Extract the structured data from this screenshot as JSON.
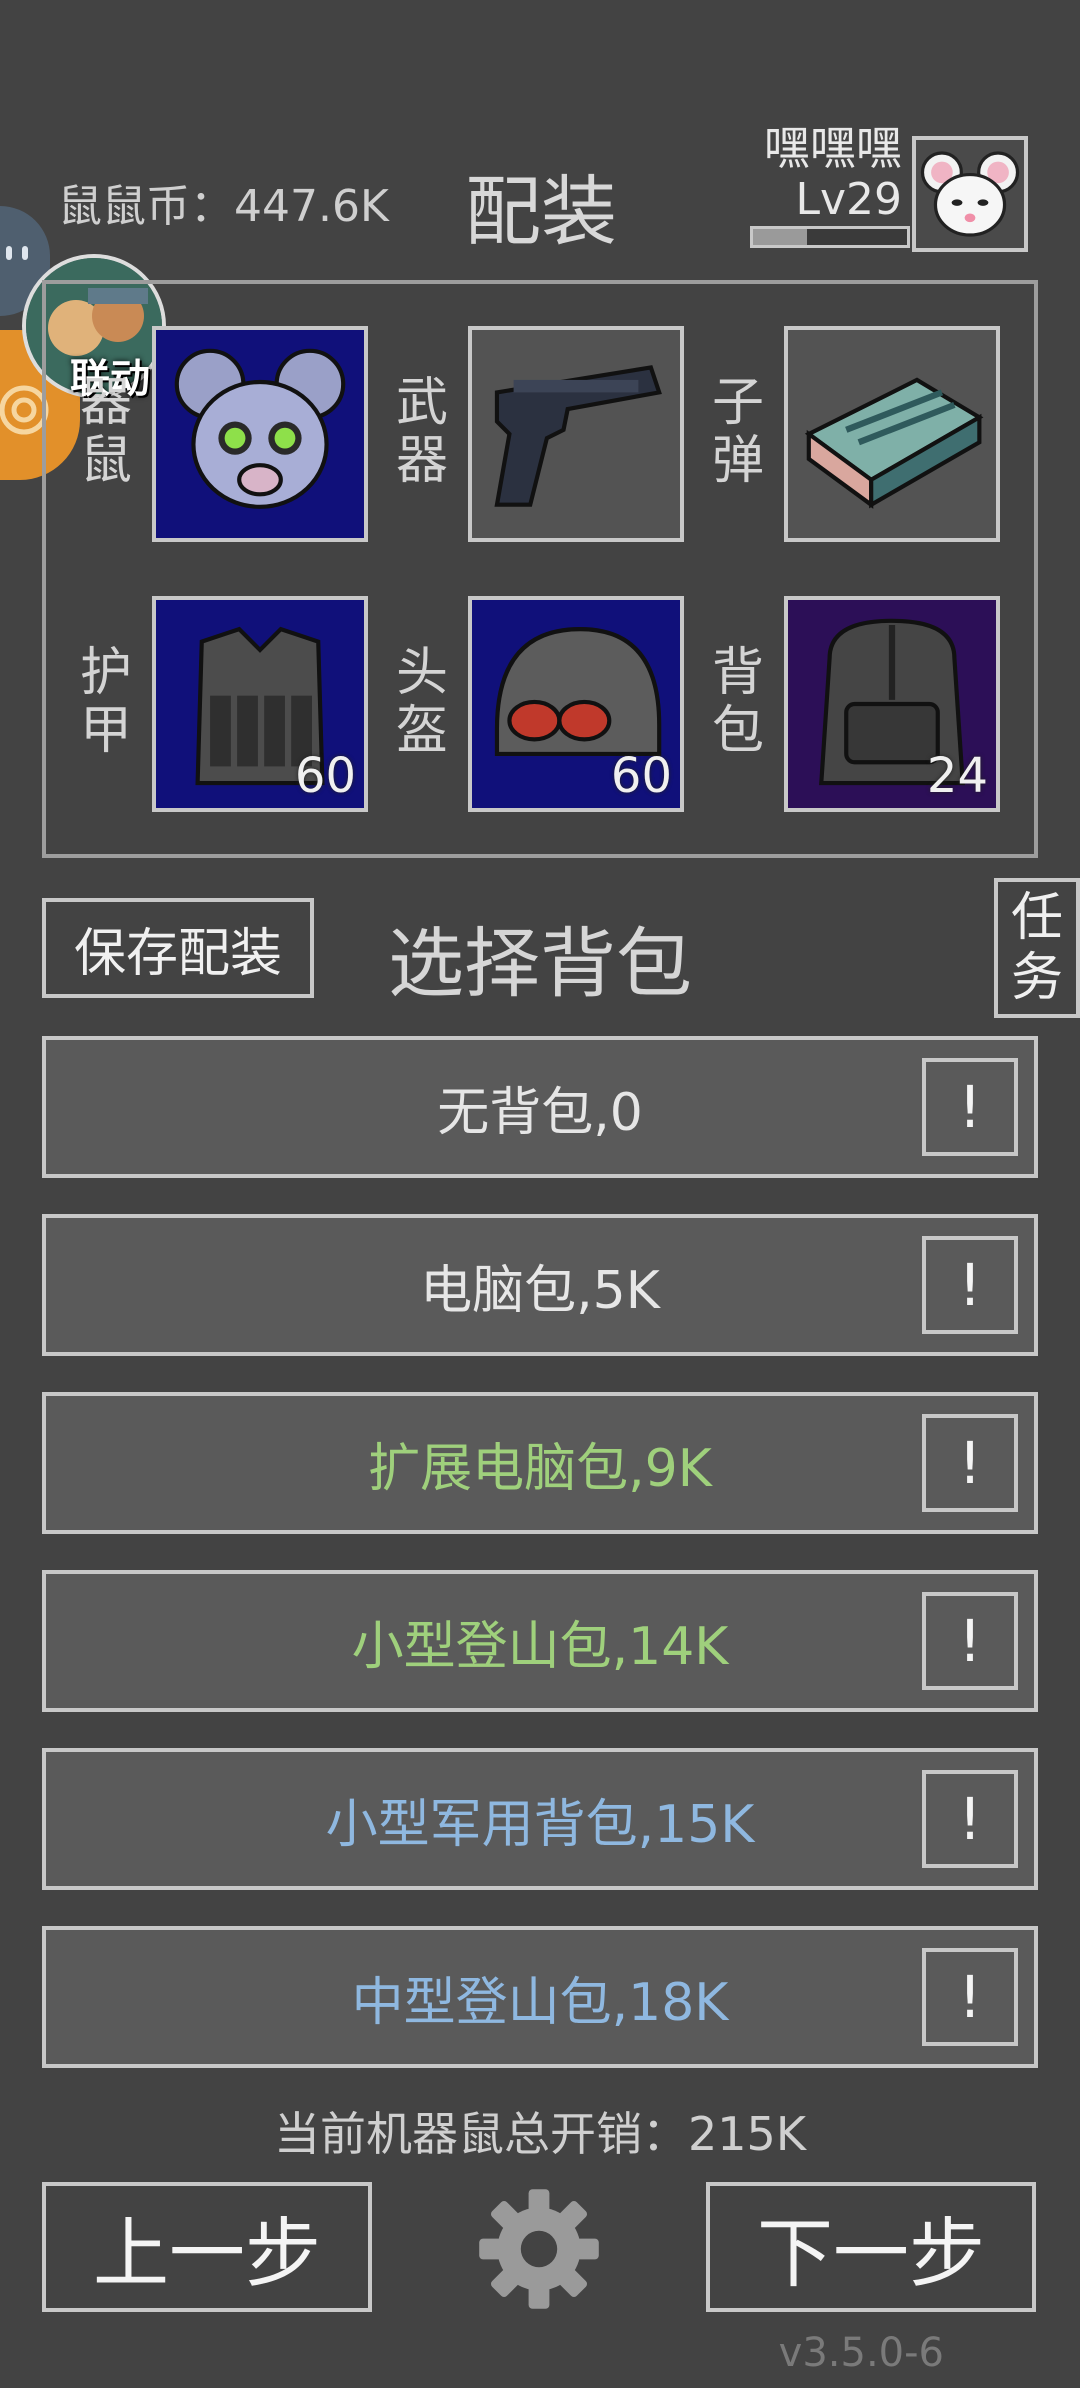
{
  "header": {
    "coins": "鼠鼠币：447.6K",
    "title": "配装",
    "player_name": "嘿嘿嘿",
    "player_level": "Lv29",
    "xp_fraction": 0.35
  },
  "side": {
    "collab_label": "联动"
  },
  "loadout": {
    "slots": [
      {
        "label": "器\n鼠",
        "count": ""
      },
      {
        "label": "武\n器",
        "count": ""
      },
      {
        "label": "子\n弹",
        "count": ""
      },
      {
        "label": "护\n甲",
        "count": "60"
      },
      {
        "label": "头\n盔",
        "count": "60"
      },
      {
        "label": "背\n包",
        "count": "24"
      }
    ]
  },
  "actions": {
    "save_label": "保存配装",
    "section_title": "选择背包",
    "task_label": "任\n务"
  },
  "backpacks": [
    {
      "name": "无背包,0",
      "info": "!",
      "color": "#e6e6e6"
    },
    {
      "name": "电脑包,5K",
      "info": "!",
      "color": "#e6e6e6"
    },
    {
      "name": "扩展电脑包,9K",
      "info": "!",
      "color": "#9fd07c"
    },
    {
      "name": "小型登山包,14K",
      "info": "!",
      "color": "#9fd07c"
    },
    {
      "name": "小型军用背包,15K",
      "info": "!",
      "color": "#8fb8e0"
    },
    {
      "name": "中型登山包,18K",
      "info": "!",
      "color": "#8fb8e0"
    }
  ],
  "footer": {
    "total_cost": "当前机器鼠总开销：215K",
    "prev_label": "上一步",
    "next_label": "下一步",
    "version": "v3.5.0-6"
  }
}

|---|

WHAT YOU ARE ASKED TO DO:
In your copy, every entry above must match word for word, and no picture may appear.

WRITTEN RESPONSE:
Extract the structured data from this screenshot as JSON.
{
  "header": {
    "coins": "鼠鼠币：447.6K",
    "title": "配装",
    "player_name": "嘿嘿嘿",
    "player_level": "Lv29",
    "xp_fraction": 0.35
  },
  "side": {
    "collab_label": "联动"
  },
  "loadout": {
    "slots": [
      {
        "label": "器\n鼠",
        "count": ""
      },
      {
        "label": "武\n器",
        "count": ""
      },
      {
        "label": "子\n弹",
        "count": ""
      },
      {
        "label": "护\n甲",
        "count": "60"
      },
      {
        "label": "头\n盔",
        "count": "60"
      },
      {
        "label": "背\n包",
        "count": "24"
      }
    ]
  },
  "actions": {
    "save_label": "保存配装",
    "section_title": "选择背包",
    "task_label": "任\n务"
  },
  "backpacks": [
    {
      "name": "无背包,0",
      "info": "!",
      "color": "#e6e6e6"
    },
    {
      "name": "电脑包,5K",
      "info": "!",
      "color": "#e6e6e6"
    },
    {
      "name": "扩展电脑包,9K",
      "info": "!",
      "color": "#9fd07c"
    },
    {
      "name": "小型登山包,14K",
      "info": "!",
      "color": "#9fd07c"
    },
    {
      "name": "小型军用背包,15K",
      "info": "!",
      "color": "#8fb8e0"
    },
    {
      "name": "中型登山包,18K",
      "info": "!",
      "color": "#8fb8e0"
    }
  ],
  "footer": {
    "total_cost": "当前机器鼠总开销：215K",
    "prev_label": "上一步",
    "next_label": "下一步",
    "version": "v3.5.0-6"
  }
}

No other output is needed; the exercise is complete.